The latest market data show a continued rise in demand for energy drinks-beverages that promise things like increased energy, improved mood, and sharper mental acuity. Medical records show adverse events related to these drinks are on the rise as well.
A large Korean population study recently published in the journal Obesity found that abdominal obesity, as measured by waist circumference, was associated with significantly higher risk of dementia. The study included over 872,000 participants aged 65 years and older.
While observational studies have suggested that low blood levels of vitamin D are associated with higher risk of developing type 2 diabetes, a clinical trial recently published in The American Journal of Clinical Nutrition found that supplementation with vitamin D3 had no effect on insulin action in people with prediabetes.
A study recently published in the American Journal of Epidemiology found an association between diet and acquired hearing loss. This prospective cohort study included 3,135 U.S. women (mean age 59 years) enrolled in the Nurses Health Study II.
A recent study published in the Journal of Epidemiology and Community Health found an association between muscle mass in healthy men and 10-year risk of fatal or non-fatal heart attack or stroke. Men with the highest levels of lean muscle at the start of the study period had an 81 percent lower risk of having a heart attack or stroke in the next 10 years then those with the lowest levels.

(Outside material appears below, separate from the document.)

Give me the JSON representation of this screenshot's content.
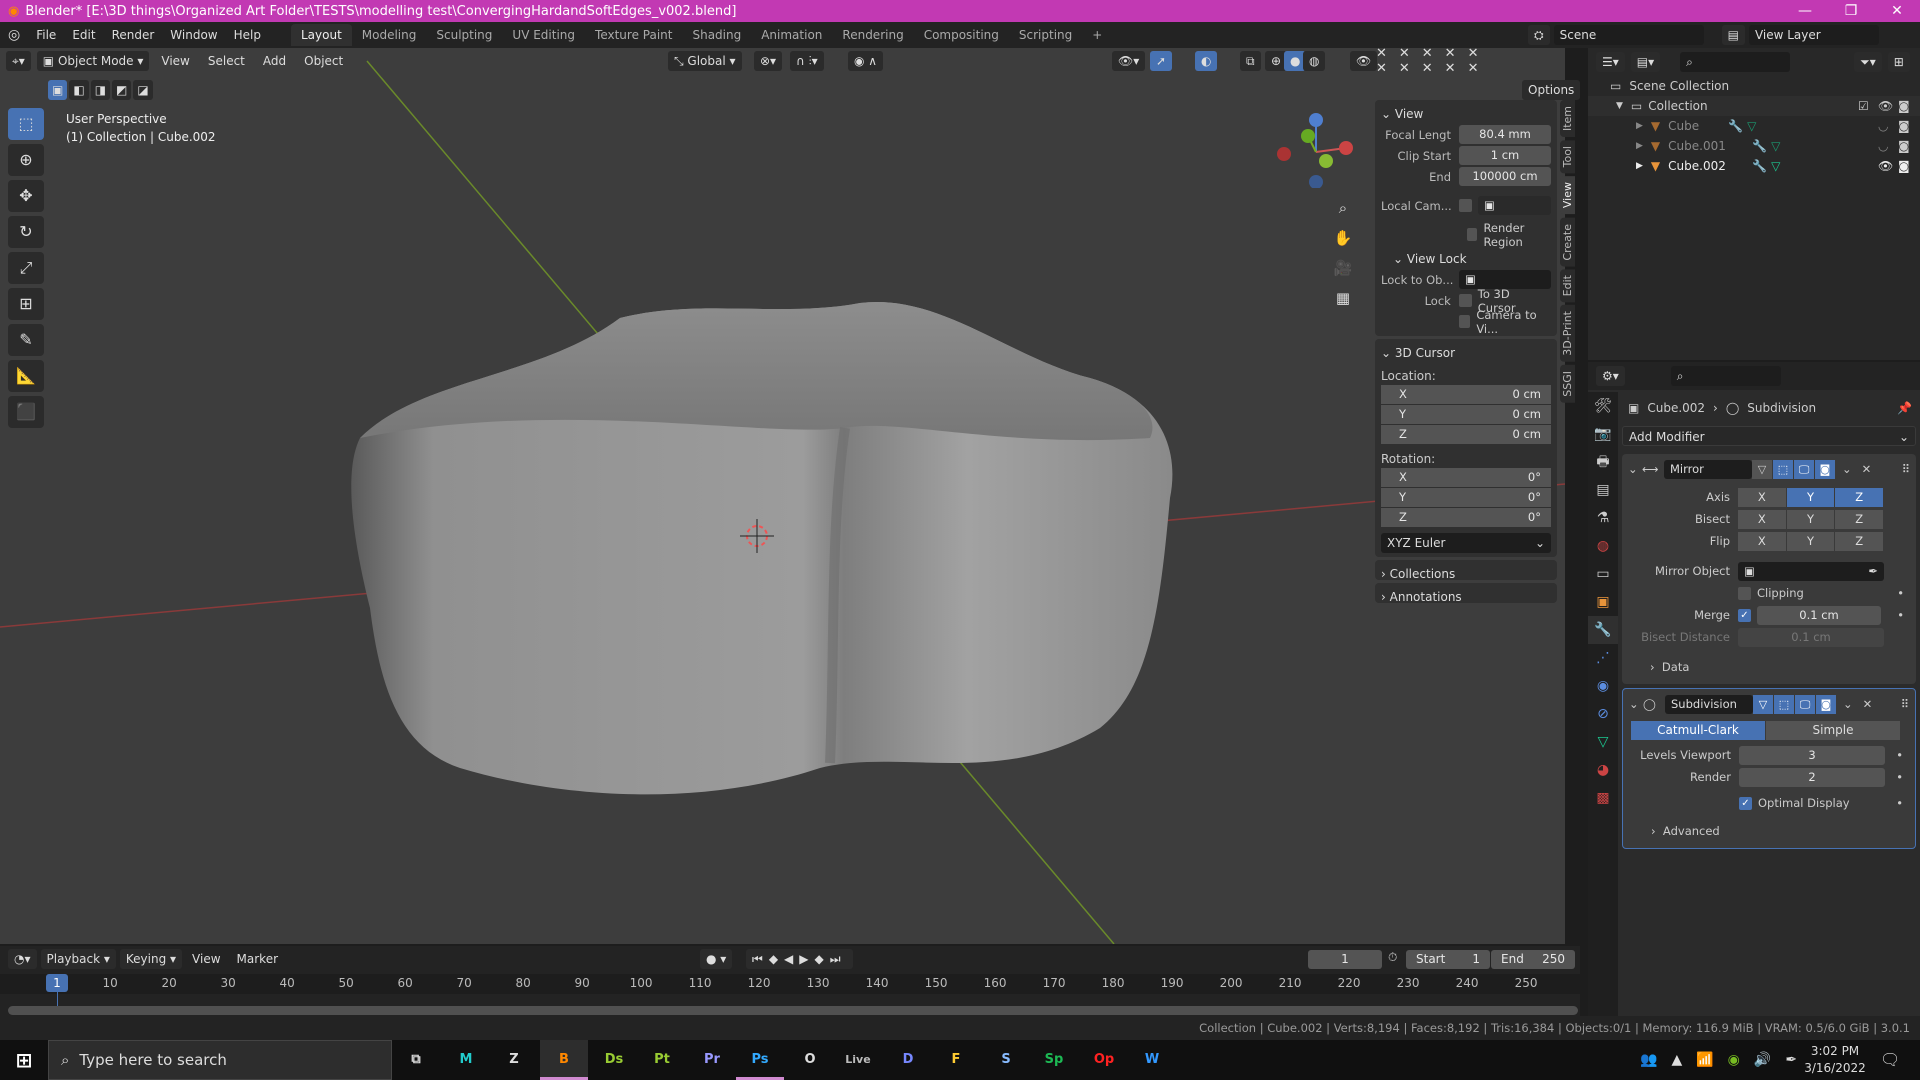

Nearly half of all adults in the U.S. have high blood pressure. If not controlled, this generally symptomless silent killer can lead to serious consequences, including stroke, kidney disease, heart attack, and blindness. Fortunately, high blood pressure can be prevented-and controlled-through healthy lifestyle choices.